Exercise goal:
Please work out how many lines below contain the word "username", and reply with only that number.
-------- Data extract --------
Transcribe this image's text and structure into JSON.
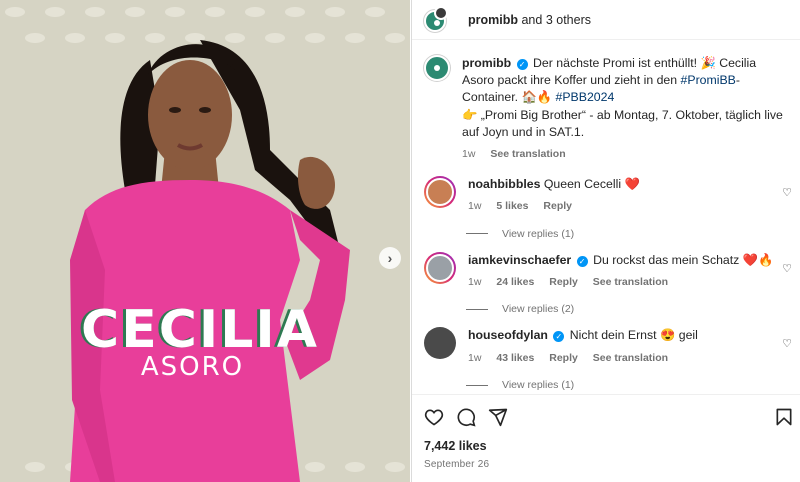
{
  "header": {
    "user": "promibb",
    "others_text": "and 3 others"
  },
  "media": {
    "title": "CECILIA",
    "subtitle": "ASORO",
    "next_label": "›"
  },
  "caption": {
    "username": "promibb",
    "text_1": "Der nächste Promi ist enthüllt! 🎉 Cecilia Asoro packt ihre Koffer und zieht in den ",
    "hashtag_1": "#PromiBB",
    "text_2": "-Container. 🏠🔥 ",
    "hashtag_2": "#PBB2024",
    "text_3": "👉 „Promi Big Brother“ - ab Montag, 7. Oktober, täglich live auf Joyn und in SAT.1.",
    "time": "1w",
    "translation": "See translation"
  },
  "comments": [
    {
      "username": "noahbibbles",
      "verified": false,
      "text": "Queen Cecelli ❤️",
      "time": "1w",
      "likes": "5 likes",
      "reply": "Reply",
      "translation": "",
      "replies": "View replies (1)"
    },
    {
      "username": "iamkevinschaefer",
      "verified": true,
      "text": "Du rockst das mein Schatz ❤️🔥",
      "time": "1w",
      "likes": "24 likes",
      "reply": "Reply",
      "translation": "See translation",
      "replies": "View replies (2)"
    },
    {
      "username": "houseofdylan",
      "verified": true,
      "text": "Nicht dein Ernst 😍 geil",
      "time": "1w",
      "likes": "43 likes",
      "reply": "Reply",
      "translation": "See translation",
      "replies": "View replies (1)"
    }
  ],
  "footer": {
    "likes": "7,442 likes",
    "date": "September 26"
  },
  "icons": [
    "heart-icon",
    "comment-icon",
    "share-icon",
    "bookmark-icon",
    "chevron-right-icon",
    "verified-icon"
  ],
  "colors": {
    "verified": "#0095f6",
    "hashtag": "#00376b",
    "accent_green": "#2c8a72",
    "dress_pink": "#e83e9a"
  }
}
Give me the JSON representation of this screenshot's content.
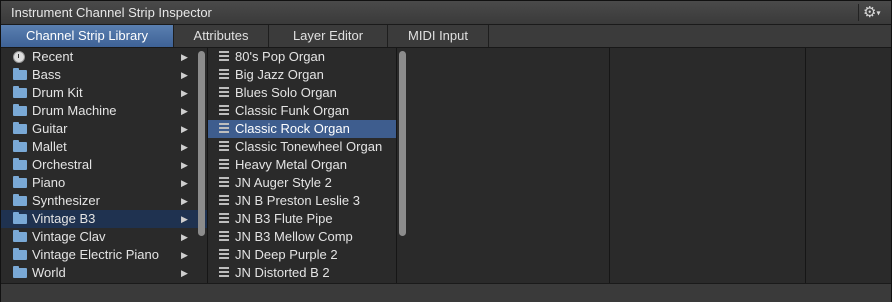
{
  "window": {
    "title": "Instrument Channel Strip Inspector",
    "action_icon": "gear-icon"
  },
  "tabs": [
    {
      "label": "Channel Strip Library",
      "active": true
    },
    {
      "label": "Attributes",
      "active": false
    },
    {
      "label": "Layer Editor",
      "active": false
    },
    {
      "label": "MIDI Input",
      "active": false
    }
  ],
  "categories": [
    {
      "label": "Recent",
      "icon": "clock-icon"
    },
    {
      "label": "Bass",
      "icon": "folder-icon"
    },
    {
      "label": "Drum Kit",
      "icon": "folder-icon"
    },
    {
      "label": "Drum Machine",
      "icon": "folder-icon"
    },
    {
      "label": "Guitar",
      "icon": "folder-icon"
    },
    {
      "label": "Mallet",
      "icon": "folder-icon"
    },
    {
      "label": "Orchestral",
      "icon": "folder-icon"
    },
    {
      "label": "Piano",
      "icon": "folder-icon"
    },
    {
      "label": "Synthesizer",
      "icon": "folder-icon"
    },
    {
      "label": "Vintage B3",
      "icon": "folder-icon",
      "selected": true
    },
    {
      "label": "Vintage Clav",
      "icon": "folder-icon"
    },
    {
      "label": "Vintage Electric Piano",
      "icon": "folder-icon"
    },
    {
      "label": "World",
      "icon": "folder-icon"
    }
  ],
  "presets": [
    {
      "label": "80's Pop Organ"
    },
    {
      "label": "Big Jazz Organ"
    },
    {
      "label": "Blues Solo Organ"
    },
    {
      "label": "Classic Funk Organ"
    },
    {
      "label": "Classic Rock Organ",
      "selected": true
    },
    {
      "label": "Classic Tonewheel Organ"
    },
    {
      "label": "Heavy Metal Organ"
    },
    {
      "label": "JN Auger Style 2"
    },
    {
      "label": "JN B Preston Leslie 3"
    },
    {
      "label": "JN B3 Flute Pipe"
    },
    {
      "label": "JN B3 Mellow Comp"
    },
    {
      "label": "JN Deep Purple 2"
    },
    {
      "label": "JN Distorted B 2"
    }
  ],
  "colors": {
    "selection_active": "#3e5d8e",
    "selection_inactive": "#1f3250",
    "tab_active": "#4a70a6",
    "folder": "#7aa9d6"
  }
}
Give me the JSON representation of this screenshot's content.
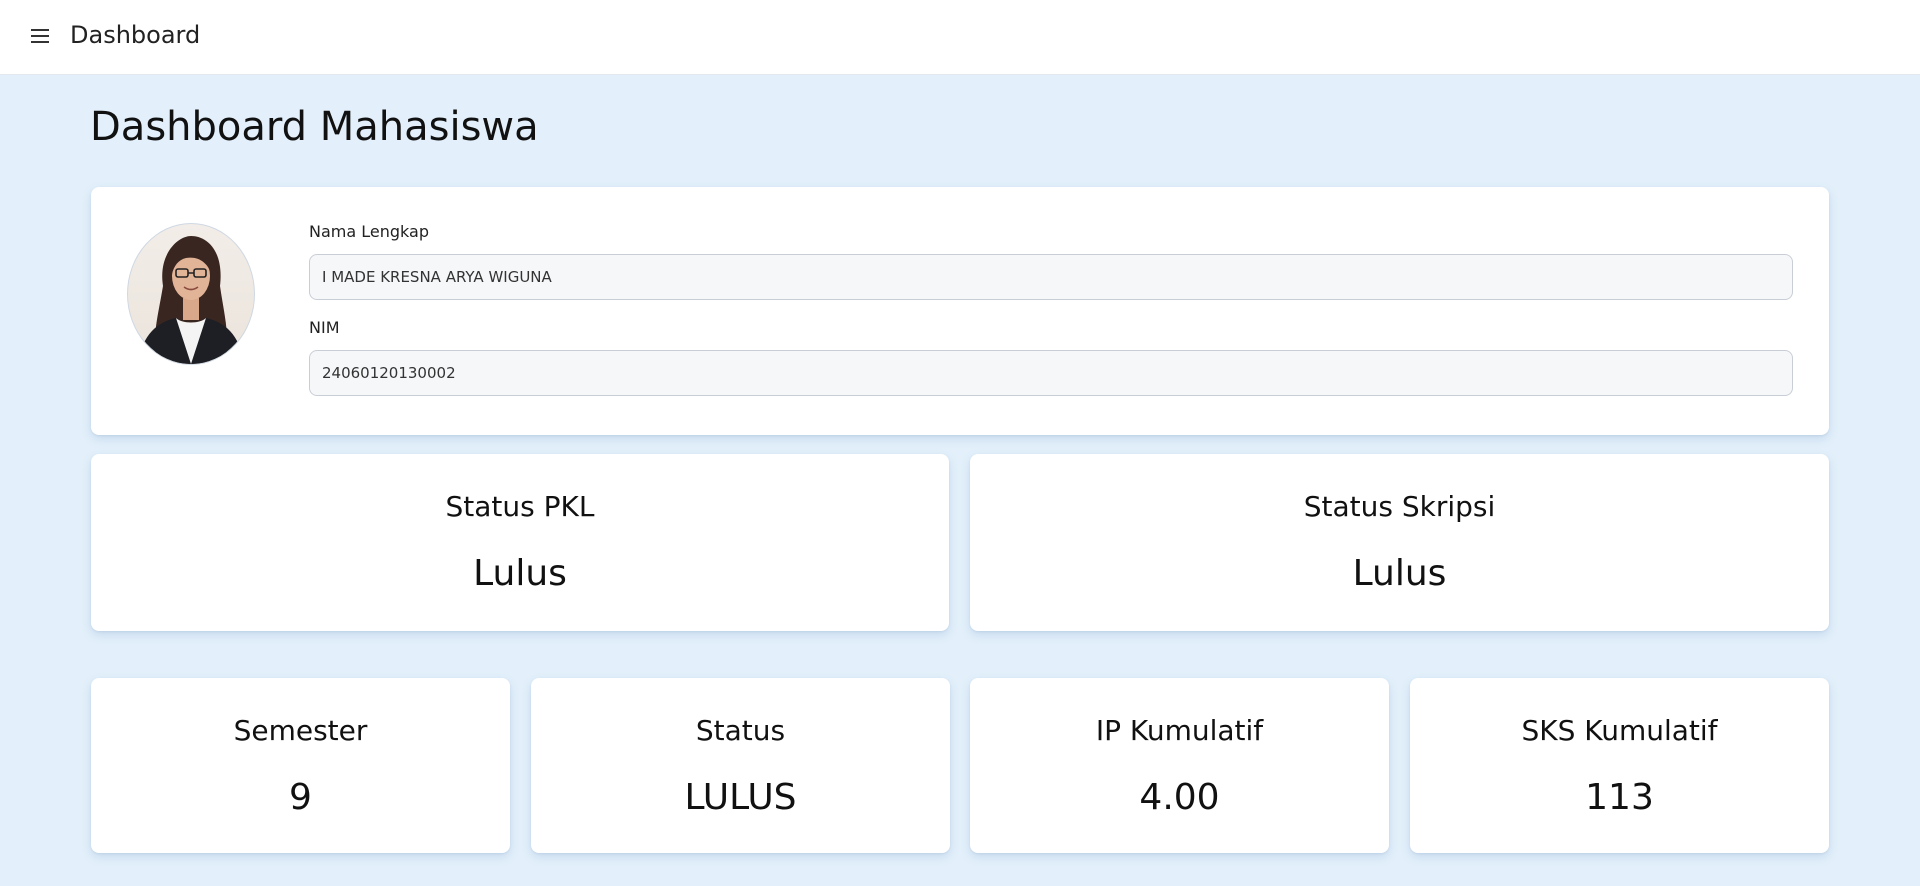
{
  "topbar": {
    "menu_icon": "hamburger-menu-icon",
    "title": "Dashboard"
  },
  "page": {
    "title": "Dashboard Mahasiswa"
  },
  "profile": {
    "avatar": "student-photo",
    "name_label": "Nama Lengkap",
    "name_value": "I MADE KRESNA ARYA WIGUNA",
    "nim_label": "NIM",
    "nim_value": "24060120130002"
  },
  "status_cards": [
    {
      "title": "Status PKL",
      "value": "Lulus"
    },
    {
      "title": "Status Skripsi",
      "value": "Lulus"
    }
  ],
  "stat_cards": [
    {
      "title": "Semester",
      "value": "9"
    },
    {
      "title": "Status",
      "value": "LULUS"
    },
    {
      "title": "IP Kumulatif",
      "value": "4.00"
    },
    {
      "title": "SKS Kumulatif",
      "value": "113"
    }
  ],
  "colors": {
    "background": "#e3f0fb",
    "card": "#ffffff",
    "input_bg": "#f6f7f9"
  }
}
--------
Written reply:
4